Please see the abstract directly from the paper (since the crucial formulas are not appearing in this window). This is just an overall view: The greatest challenges facing physics/cosmology today are dark matter, dark energy, information loss (paradox) due to singularity inside black hole etc. which are relics of mistakes in our understanding of General Relativity. The mistake started with Special Relativity, with our misinterpretation of Minkowski SpaceTime equation. We have mistaken a dynamic (moving) 3d hypersheet composed of field & particles in a 4d hyperspace, for 4d spacetime continuum. This mistake took place due to our lack of understanding of i (square root of -1). Imaginary numbers cannot be taken as an independent axis. As an immediate consequence of making this correction, one dimension got freed up (which we were reserving unnecessarily). Kaluza's miracle of obtaining Maxwell's equation in addition to Einstein's equations seemed to demand a heavy price: a 5th dimension was required as an embedding space. Actually, 4 dimension is sufficient (and we get electromagnetic phenomena as a bonus!). Using logical reasoning, the correct model of the universe is constructed, whose theoretical value of Hubble constant agrees very well with observed (accepted) value. From this model, we can see that there are 2 viewpoints involved. From our viewpoint, locality is absolute, while from the center of the universe viewpoint (nature's viewpoint) simultaneity is absolute. Why exotic Quantum Mechanics phenomena arises is also explained.Subhajit Waughwork_sfk2nfctsvborpec3o2yfnsloqWed, 13 Jul 2022 00:00:00 GMTSachdev-Ye-Kitaev Models and Beyond: A Window into Non-Fermi Liquids
https://scholar.archive.org/work/nhjlxjzsirft3hic564pw2hyuy
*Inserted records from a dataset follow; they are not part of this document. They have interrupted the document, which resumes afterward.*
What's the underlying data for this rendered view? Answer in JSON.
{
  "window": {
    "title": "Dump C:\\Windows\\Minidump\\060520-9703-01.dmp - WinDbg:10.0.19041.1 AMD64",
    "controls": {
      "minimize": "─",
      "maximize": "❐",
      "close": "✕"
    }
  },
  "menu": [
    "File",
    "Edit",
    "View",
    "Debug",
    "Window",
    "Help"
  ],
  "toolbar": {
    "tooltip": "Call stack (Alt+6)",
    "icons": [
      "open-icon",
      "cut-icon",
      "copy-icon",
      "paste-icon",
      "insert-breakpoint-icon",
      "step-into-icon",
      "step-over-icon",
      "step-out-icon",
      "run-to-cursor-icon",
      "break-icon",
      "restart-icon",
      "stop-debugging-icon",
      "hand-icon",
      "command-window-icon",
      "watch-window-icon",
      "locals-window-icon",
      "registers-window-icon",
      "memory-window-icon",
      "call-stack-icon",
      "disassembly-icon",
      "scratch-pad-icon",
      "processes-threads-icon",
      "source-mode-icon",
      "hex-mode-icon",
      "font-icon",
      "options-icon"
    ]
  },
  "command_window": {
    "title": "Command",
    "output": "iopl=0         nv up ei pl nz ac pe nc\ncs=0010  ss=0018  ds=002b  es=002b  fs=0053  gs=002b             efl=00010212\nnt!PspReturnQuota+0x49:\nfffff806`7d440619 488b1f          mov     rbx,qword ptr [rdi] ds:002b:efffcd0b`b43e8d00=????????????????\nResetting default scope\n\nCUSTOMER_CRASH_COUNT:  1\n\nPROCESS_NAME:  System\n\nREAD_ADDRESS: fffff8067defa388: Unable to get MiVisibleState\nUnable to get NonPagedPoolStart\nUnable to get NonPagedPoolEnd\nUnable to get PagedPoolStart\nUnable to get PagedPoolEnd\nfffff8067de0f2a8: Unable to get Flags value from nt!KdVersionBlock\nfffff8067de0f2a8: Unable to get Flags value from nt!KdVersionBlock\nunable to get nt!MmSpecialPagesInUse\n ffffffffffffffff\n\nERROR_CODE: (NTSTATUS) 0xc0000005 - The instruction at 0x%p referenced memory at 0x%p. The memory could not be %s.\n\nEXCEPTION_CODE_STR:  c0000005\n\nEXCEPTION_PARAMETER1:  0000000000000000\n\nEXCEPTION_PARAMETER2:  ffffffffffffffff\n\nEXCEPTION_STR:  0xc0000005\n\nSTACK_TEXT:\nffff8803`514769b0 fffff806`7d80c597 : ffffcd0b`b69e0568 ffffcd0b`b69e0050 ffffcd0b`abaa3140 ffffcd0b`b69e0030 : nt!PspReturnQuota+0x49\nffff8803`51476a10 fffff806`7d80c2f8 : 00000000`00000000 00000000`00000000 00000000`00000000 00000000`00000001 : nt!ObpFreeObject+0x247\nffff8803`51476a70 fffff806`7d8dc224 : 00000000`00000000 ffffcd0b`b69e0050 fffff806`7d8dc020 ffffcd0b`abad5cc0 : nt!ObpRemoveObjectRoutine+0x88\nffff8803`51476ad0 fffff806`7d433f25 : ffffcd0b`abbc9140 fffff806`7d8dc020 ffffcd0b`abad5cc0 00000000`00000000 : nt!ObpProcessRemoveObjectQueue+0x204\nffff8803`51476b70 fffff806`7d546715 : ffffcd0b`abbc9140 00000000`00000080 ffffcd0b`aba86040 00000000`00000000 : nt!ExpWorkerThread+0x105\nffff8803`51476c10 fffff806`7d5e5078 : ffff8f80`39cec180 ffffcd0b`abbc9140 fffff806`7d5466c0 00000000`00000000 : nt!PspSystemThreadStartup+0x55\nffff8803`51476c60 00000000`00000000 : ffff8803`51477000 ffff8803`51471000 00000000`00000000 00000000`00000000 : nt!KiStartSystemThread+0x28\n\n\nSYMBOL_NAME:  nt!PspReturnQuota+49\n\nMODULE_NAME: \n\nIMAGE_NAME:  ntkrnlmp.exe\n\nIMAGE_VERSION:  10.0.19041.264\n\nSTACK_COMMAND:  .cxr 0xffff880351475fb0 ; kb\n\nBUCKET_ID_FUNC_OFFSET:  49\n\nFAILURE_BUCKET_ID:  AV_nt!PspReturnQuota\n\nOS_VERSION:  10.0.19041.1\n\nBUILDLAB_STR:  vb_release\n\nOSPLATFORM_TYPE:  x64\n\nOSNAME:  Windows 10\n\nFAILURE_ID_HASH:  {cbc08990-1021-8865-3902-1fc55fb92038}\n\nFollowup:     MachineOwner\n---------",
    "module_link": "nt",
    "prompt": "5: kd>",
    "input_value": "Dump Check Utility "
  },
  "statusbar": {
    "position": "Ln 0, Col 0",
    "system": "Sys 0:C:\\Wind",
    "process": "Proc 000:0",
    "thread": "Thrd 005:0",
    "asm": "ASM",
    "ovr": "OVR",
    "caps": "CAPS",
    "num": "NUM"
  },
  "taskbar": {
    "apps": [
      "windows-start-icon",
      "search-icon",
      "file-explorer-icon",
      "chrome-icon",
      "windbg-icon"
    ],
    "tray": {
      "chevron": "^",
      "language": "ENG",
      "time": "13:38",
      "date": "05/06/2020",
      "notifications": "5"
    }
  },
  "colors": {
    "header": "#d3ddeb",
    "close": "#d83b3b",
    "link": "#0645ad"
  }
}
We present a review of the Sachdev-Ye-Kitaev (SYK) model of compressible quantum many-body systems without quasiparticle excitations, and its connections to various theoretical studies of non-Fermi liquids in condensed matter physics. The review is placed in the context of numerous experimental observations on correlated electron materials. Strong correlations in metals are often associated with their proximity to a Mott transition to an insulator created by the local Coulomb repulsion between the electrons. We explore the phase diagrams of a number of models of such local electronic correlation, employing a dynamical mean field theory in the presence of random spin exchange interactions. Numerical analyses and analytical solutions, using renormalization group methods and expansions in large spin degeneracy, lead to critical regions which display SYK physics. The models studied include the single-band Hubbard model, the t-J model and the two-band Kondo-Heisenberg model in the presence of random spin exchange interactions. We also examine non-Fermi liquids obtained by considering each SYK model with random four-fermion interactions to be a multi-orbital atom, with the SYK-atoms arranged in an infinite lattice. We connect to theories of sharp Fermi surfaces without any low-energy quasiparticles in the absence of spatial disorder, obtained by coupling a Fermi liquid to a gapless boson; a systematic large N theory of such a critical Fermi surface, with SYK characteristics, is obtained by averaging over an ensemble of theories with random boson-fermion couplings. Finally, we present an overview of the links between the SYK model and quantum gravity and end with an outlook on open questions.Debanjan Chowdhury, Antoine Georges, Olivier Parcollet, Subir Sachdevwork_nhjlxjzsirft3hic564pw2hyuyMon, 11 Jul 2022 00:00:00 GMT